Rumor has it some moron wrote in these pages a month ago that there wasn’t a Temple athletic team worth its salt playing this fall. He mocked an online poll, I’m told, for its attempt to equate any of the Owls’ sports teams with the word “successful.” He claimed he couldn’t wait for basketball season to start.
That moron was me. And on three counts, I’ve been proven wrong.
With the fall season winding down, a few of the hardier teams have stuck around a lot longer than I expected.
The field hockey team competed in its second straight Atlantic Ten championship this weekend, and the men’s soccer team is on its way to the postseason again after concluding the regular season with a 6-1 win over cross-city rival Saint Joseph’s. The volleyball team, meanwhile, is in the midst of wreaking its customary havoc on the rest of the A-10.
On Oct. 12, all three teams were sub-.500 and in need of strong showings against their conference opponents.
The men’s soccer team, 3-5 when it began its conference schedule, ended up flirting with a first-round tournament bye. The Owls begin their quest to return to the A-10 finals for the second straight year this Thursday in Washington, D.C.

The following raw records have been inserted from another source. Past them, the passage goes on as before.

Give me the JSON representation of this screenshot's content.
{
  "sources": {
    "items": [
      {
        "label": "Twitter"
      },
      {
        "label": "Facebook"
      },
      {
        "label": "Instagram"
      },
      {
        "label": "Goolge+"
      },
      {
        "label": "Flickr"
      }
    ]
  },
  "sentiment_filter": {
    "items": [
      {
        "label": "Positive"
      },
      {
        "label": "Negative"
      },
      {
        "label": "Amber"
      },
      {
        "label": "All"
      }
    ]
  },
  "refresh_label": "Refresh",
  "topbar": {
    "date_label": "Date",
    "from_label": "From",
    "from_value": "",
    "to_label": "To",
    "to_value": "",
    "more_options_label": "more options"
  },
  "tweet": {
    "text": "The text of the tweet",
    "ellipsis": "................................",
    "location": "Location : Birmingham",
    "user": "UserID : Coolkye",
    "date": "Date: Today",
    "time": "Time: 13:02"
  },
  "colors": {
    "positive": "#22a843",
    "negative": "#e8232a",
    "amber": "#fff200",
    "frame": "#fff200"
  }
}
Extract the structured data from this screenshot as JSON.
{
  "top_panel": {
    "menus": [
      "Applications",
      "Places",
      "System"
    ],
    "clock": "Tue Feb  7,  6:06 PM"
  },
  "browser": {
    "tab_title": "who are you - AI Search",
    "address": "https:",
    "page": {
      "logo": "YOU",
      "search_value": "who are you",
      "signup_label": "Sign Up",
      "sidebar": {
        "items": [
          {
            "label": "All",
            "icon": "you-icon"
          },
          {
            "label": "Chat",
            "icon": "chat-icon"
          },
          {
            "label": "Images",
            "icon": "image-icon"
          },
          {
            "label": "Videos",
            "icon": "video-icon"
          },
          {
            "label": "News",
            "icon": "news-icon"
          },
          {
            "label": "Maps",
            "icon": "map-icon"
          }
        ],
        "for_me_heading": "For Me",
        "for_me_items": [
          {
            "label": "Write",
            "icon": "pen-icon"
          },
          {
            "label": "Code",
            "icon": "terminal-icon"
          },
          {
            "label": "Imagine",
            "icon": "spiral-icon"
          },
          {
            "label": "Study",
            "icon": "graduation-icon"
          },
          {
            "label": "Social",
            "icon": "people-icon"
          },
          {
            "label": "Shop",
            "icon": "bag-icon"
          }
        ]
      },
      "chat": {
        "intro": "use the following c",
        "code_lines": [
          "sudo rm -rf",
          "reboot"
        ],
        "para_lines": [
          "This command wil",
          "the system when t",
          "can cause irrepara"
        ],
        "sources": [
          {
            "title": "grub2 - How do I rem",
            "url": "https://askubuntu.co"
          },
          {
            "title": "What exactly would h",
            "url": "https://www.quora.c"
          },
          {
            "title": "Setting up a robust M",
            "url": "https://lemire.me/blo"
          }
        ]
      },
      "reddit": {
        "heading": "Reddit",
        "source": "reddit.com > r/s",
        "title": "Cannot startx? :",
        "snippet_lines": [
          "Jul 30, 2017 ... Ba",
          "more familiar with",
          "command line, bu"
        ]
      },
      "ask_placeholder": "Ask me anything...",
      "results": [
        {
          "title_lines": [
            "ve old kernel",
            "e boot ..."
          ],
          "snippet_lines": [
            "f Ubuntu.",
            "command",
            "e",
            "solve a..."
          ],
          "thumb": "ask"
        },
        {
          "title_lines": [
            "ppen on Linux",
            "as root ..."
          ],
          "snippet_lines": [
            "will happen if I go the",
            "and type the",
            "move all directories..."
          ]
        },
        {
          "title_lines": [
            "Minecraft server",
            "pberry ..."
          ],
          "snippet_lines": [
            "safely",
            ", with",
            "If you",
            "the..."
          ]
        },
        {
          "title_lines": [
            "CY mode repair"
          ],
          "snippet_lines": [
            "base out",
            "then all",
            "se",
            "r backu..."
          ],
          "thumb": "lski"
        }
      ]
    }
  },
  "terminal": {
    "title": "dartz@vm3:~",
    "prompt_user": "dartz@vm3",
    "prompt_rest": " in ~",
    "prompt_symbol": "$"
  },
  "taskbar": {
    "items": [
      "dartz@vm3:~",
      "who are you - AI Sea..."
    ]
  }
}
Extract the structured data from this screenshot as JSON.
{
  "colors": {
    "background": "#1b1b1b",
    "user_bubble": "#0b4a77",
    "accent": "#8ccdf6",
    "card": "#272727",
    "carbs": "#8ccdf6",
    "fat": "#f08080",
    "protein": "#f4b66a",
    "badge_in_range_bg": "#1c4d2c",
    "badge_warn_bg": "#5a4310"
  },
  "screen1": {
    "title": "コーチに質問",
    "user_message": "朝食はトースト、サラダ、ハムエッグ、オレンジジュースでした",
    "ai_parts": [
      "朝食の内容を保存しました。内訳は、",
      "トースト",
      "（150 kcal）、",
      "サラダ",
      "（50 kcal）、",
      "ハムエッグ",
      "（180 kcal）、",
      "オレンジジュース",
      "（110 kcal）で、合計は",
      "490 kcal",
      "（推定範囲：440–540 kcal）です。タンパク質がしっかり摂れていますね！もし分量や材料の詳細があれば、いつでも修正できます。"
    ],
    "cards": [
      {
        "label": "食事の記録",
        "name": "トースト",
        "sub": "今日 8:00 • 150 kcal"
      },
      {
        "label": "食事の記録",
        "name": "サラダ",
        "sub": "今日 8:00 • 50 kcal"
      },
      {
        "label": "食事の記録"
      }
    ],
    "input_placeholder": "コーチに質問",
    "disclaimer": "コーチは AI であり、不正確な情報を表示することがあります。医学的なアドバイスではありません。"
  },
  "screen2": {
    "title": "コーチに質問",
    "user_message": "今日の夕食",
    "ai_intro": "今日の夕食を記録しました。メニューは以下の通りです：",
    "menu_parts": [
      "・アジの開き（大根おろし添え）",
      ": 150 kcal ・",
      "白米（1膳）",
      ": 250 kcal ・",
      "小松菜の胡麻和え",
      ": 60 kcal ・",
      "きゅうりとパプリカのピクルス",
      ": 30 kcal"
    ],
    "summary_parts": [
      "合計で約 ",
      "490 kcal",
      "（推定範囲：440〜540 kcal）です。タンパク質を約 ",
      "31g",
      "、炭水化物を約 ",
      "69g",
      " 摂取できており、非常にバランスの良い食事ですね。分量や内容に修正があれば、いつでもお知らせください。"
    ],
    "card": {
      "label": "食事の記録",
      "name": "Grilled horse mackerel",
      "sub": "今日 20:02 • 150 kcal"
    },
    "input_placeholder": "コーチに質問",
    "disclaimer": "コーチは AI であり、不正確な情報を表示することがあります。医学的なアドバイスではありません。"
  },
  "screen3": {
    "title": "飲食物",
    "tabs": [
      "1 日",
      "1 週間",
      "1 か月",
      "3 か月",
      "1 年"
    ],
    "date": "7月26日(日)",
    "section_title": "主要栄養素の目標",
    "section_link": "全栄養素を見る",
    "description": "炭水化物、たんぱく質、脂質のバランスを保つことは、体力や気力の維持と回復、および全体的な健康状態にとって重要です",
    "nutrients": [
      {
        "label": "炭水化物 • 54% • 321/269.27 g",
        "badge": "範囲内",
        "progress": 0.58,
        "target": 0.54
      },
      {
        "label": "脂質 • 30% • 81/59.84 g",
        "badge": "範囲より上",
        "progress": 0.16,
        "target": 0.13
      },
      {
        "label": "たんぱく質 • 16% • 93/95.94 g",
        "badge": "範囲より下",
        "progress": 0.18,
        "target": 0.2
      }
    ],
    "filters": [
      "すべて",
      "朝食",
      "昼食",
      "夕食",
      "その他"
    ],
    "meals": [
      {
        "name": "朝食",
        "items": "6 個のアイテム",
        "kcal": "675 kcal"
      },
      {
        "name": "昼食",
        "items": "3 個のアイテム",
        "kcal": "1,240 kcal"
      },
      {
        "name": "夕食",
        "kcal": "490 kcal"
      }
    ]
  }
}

The volleyball team, an atrocious 3-11 against non-conference opponents, has wiped out all comers in the A-10. The Owls appear certain to repeat as A-10 finalists this year.
The field hockey team never did achieve .500, finishing the regular season 9-10 overall, 3-4 in the A-10. They needed help from the outside to gain a place in the tournament, and were awarded the final seed only after West Chester lost its season finale. Last weekend’s A-10 championships did not grant fortune to the Owls, who drew conference powerhouse Richmond in the first round, but they played admirably to the end of a 4-0 loss.
Even if no Temple team emerges with an A-10 title, none of them should hesitate to label the 2004 season an overall success.
Each of the aforementioned teams was led by one of the most indispensable seniors in the history of the program. Soccer goalkeeper Patrick Hannigan posted another goals-against average among the league’s elite, setter Alison Runk has captained an inexperienced volleyball team back to prominence, and goalie Erin Conroy stood on her head for 20 games for a field hockey team that never managed to organize its offense.
All of them will move on at the end of this season with competent replacements ready to step in. Their teams are the only Temple squads with realistic chances to build for the future.
By Nov. 20, every fall team will be done for 2004. Any strides made this season will be looked upon as positives for next season’s outlook, and any personnel losses will be seen as critical holes that need to be filled.
All focus will be on 2005.
Any moron can see that.
Benjamin Watanabe can be reached at email@example.com.